Increasing the activity of older people with long-term pain

Disease - Knee pain, back pain, hip pain

Lead applicant - Dr Clare Jinks

Organisation - Keele University

Type of grant - Clinical Studies

Status of grant - Active

Amount of the original award - £626,115

Start date - 1 July 2018

Reference - 21763

Public Summary

What are the aims of this research?

The aim of this research is to find out if a walking programme (iPOPP) will encourage people over the age of 65, with joint pain, to be more active.

Why is this research important?

People are living longer, which means that conditions like arthritis and joint pain, which are common in older age groups, are having an increased impact on people’s health. Previous research has shown physical activity can reduce the amount of pain people have in their joints, but many people in older age groups find it hard to be active. Walking has shown to be an acceptable activity for older people, so by working with people suffering from joint pain and healthcare staff, a walking intervention programme has been developed.

People on the programme will have two consultations with a healthcare assistant, be given a pedometer, a pain toolkit, a diary and sent motivational prompts. A smaller study has already been carried out to assess how easy the programme is to deliver and how well received it was. Now, a much larger study will assess the effects of the programme including the cost implications of any health benefits.

How will the findings benefit patients?
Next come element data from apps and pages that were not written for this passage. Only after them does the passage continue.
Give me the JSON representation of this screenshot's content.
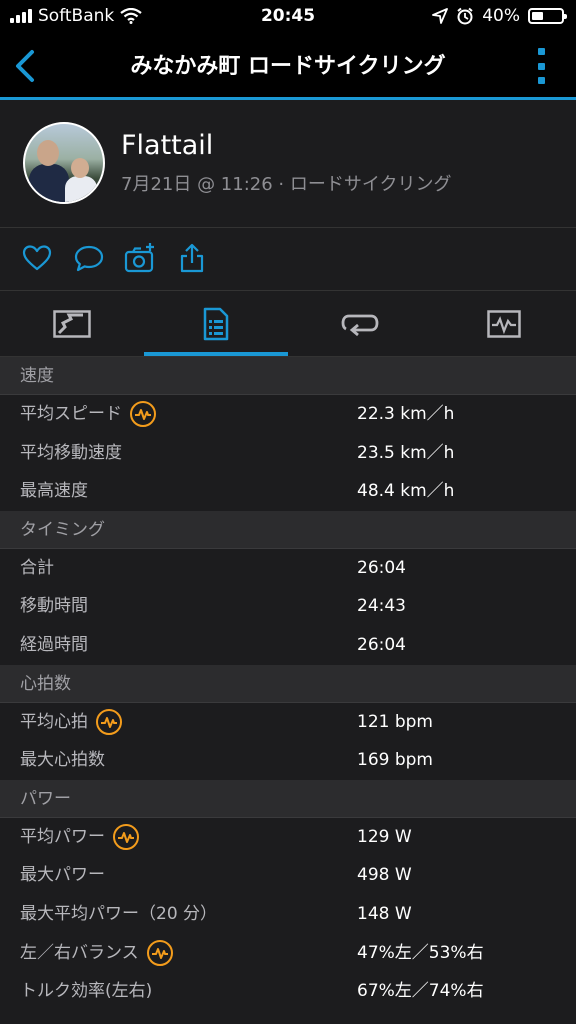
{
  "status_bar": {
    "carrier": "SoftBank",
    "time": "20:45",
    "battery": "40%",
    "battery_level": 0.4
  },
  "nav": {
    "title": "みなかみ町 ロードサイクリング"
  },
  "profile": {
    "name": "Flattail",
    "subtitle": "7月21日 @ 11:26 · ロードサイクリング"
  },
  "actions": [
    "heart-icon",
    "comment-icon",
    "camera-add-icon",
    "share-icon"
  ],
  "tabs": [
    "map-icon",
    "stats-list-icon",
    "laps-icon",
    "chart-icon"
  ],
  "sections": [
    {
      "title": "速度",
      "rows": [
        {
          "label": "平均スピード",
          "value": "22.3 km／h",
          "badge": true
        },
        {
          "label": "平均移動速度",
          "value": "23.5 km／h",
          "badge": false
        },
        {
          "label": "最高速度",
          "value": "48.4 km／h",
          "badge": false
        }
      ]
    },
    {
      "title": "タイミング",
      "rows": [
        {
          "label": "合計",
          "value": "26:04",
          "badge": false
        },
        {
          "label": "移動時間",
          "value": "24:43",
          "badge": false
        },
        {
          "label": "経過時間",
          "value": "26:04",
          "badge": false
        }
      ]
    },
    {
      "title": "心拍数",
      "rows": [
        {
          "label": "平均心拍",
          "value": "121 bpm",
          "badge": true
        },
        {
          "label": "最大心拍数",
          "value": "169 bpm",
          "badge": false
        }
      ]
    },
    {
      "title": "パワー",
      "rows": [
        {
          "label": "平均パワー",
          "value": "129 W",
          "badge": true
        },
        {
          "label": "最大パワー",
          "value": "498 W",
          "badge": false
        },
        {
          "label": "最大平均パワー（20 分）",
          "value": "148 W",
          "badge": false
        },
        {
          "label": "左／右バランス",
          "value": "47%左／53%右",
          "badge": true
        },
        {
          "label": "トルク効率(左右)",
          "value": "67%左／74%右",
          "badge": false
        }
      ]
    }
  ],
  "colors": {
    "accent": "#1a98d5",
    "badge": "#f39c1c",
    "background": "#1c1c1e",
    "header": "#2c2c2e"
  }
}
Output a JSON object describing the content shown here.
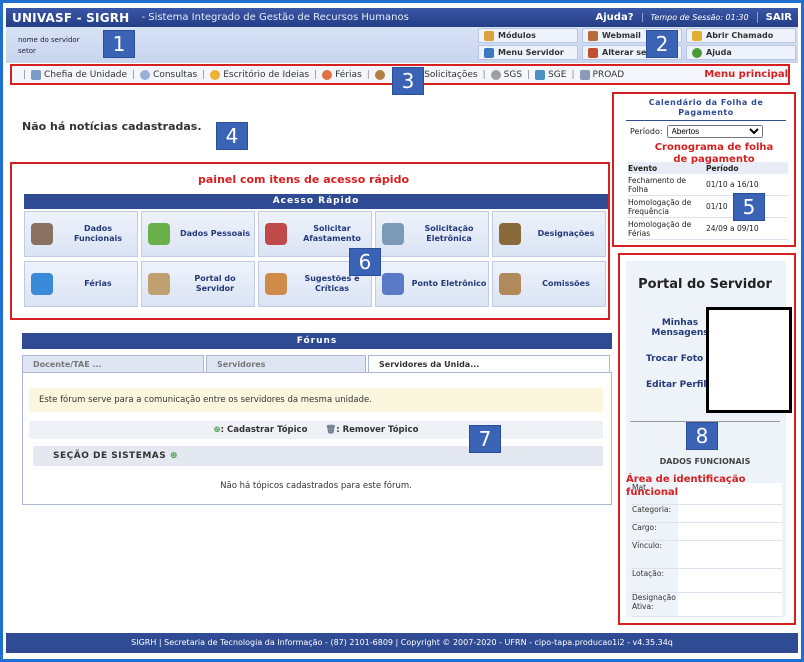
{
  "header": {
    "system": "UNIVASF - SIGRH",
    "system_name": "- Sistema Integrado de Gestão de Recursos Humanos",
    "help": "Ajuda?",
    "session": "Tempo de Sessão: 01:30",
    "logout": "SAIR"
  },
  "user": {
    "name": "nome do servidor",
    "sector": "setor"
  },
  "shortcuts": [
    {
      "label": "Módulos",
      "icon": "modules-icon"
    },
    {
      "label": "Webmail",
      "icon": "webmail-icon"
    },
    {
      "label": "Abrir Chamado",
      "icon": "ticket-icon"
    },
    {
      "label": "Menu Servidor",
      "icon": "menu-icon"
    },
    {
      "label": "Alterar se",
      "icon": "settings-icon"
    },
    {
      "label": "Ajuda",
      "icon": "help-icon"
    }
  ],
  "menu": {
    "items": [
      "Chefia de Unidade",
      "Consultas",
      "Escritório de Ideias",
      "Férias",
      "Solicitações",
      "SGS",
      "SGE",
      "PROAD"
    ],
    "label": "Menu principal"
  },
  "badges": [
    "1",
    "2",
    "3",
    "4",
    "5",
    "6",
    "7",
    "8"
  ],
  "news": "Não há notícias cadastradas.",
  "quick": {
    "label": "painel com itens de acesso rápido",
    "title": "Acesso Rápido",
    "items": [
      "Dados Funcionais",
      "Dados Pessoais",
      "Solicitar Afastamento",
      "Solicitação Eletrônica",
      "Designações",
      "Férias",
      "Portal do Servidor",
      "Sugestões e Críticas",
      "Ponto Eletrônico",
      "Comissões"
    ]
  },
  "forums": {
    "title": "Fóruns",
    "tabs": [
      "Docente/TAE ...",
      "Servidores",
      "Servidores da Unida..."
    ],
    "description": "Este fórum serve para a comunicação entre os servidores da mesma unidade.",
    "add_topic": ": Cadastrar Tópico",
    "remove_topic": ": Remover Tópico",
    "section": "SEÇÃO DE SISTEMAS",
    "empty": "Não há tópicos cadastrados para este fórum."
  },
  "payroll": {
    "title": "Calendário da Folha de Pagamento",
    "period_label": "Período:",
    "period_value": "Abertos",
    "annotation": "Cronograma de folha de pagamento",
    "col_event": "Evento",
    "col_period": "Período",
    "rows": [
      {
        "event": "Fechamento de Folha",
        "period": "01/10 a 16/10"
      },
      {
        "event": "Homologação de Frequência",
        "period": "01/10"
      },
      {
        "event": "Homologação de Férias",
        "period": "24/09 a 09/10"
      }
    ]
  },
  "portal": {
    "title": "Portal do Servidor",
    "links": [
      "Minhas Mensagens",
      "Trocar Foto",
      "Editar Perfil"
    ],
    "func_header": "DADOS FUNCIONAIS",
    "annotation": "Área de identificação funcional",
    "fields": [
      "Mat.",
      "Categoria:",
      "Cargo:",
      "Vínculo:",
      "Lotação:",
      "Designação Ativa:"
    ]
  },
  "footer": "SIGRH | Secretaria de Tecnologia da Informação - (87) 2101-6809 | Copyright © 2007-2020 - UFRN - cipo-tapa.producao1i2 - v4.35.34q"
}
It is anticipated that increasing physical activity levels in older people with long-term joint pain will have several benefits for patients' physical and mental health, including less pain and greater physical function, improved mental health, and overall quality of life. This study hopes to show that the iPOPP walking programme will help deliver these results.